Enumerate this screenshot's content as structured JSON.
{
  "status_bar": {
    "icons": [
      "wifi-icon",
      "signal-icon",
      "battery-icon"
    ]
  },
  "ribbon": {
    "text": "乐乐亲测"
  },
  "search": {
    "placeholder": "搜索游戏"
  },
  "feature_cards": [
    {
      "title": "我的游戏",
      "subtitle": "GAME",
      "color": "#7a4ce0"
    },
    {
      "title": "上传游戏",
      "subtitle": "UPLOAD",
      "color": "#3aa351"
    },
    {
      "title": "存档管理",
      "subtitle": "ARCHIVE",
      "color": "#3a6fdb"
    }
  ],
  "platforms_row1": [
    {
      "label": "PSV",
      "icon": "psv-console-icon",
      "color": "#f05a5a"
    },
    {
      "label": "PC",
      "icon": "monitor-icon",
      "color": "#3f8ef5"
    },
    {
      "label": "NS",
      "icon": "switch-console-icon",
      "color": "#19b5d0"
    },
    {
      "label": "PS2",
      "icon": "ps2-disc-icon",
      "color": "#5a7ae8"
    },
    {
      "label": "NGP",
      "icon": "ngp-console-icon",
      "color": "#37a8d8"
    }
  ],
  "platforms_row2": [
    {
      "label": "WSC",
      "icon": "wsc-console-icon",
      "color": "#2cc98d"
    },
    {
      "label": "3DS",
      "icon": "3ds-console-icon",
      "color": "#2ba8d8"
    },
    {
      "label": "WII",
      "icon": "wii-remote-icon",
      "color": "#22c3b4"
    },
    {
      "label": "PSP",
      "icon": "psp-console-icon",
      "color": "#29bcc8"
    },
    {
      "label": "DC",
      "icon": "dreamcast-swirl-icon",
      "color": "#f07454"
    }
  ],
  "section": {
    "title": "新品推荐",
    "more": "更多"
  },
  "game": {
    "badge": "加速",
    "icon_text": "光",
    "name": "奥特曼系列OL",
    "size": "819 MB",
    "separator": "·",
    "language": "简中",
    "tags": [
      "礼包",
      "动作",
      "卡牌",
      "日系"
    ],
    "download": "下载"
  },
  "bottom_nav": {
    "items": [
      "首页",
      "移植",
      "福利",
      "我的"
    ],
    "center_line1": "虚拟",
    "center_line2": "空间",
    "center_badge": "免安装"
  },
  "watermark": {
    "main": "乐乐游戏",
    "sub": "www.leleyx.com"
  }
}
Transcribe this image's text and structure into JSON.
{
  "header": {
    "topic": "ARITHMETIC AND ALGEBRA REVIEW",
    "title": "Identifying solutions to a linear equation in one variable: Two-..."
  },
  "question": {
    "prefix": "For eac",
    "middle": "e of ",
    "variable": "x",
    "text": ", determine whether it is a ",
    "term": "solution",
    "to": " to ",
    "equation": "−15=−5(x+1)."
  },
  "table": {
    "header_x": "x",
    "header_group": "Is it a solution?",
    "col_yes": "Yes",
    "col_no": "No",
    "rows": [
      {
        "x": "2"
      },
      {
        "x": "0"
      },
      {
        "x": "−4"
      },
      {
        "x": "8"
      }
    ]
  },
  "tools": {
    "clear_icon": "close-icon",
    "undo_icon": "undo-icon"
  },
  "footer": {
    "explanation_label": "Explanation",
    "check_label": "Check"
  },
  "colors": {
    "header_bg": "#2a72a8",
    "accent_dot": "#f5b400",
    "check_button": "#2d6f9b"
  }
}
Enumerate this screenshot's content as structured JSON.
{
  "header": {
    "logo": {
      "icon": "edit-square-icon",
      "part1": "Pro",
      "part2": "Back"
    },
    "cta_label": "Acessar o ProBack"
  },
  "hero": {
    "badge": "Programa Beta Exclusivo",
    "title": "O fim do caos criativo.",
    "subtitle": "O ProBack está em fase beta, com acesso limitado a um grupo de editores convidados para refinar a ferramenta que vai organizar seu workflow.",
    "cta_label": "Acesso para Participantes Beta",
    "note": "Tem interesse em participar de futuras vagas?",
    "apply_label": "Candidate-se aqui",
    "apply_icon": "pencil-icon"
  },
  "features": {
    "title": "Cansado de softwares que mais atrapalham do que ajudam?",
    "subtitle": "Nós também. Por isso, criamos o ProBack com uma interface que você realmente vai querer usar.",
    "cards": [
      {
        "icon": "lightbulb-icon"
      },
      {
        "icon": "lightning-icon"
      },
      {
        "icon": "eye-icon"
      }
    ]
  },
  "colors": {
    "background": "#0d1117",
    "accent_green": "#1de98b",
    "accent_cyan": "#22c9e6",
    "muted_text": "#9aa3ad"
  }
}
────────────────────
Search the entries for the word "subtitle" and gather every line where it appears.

      "subtitle": "GAME",
      "subtitle": "UPLOAD",
      "subtitle": "ARCHIVE",
    "subtitle": "O ProBack está em fase beta, com acesso limitado a um grupo de editores convidados para refinar a ferramenta que vai organizar seu workflow.",
    "subtitle": "Nós também. Por isso, criamos o ProBack com uma interface que você realmente vai querer usar.",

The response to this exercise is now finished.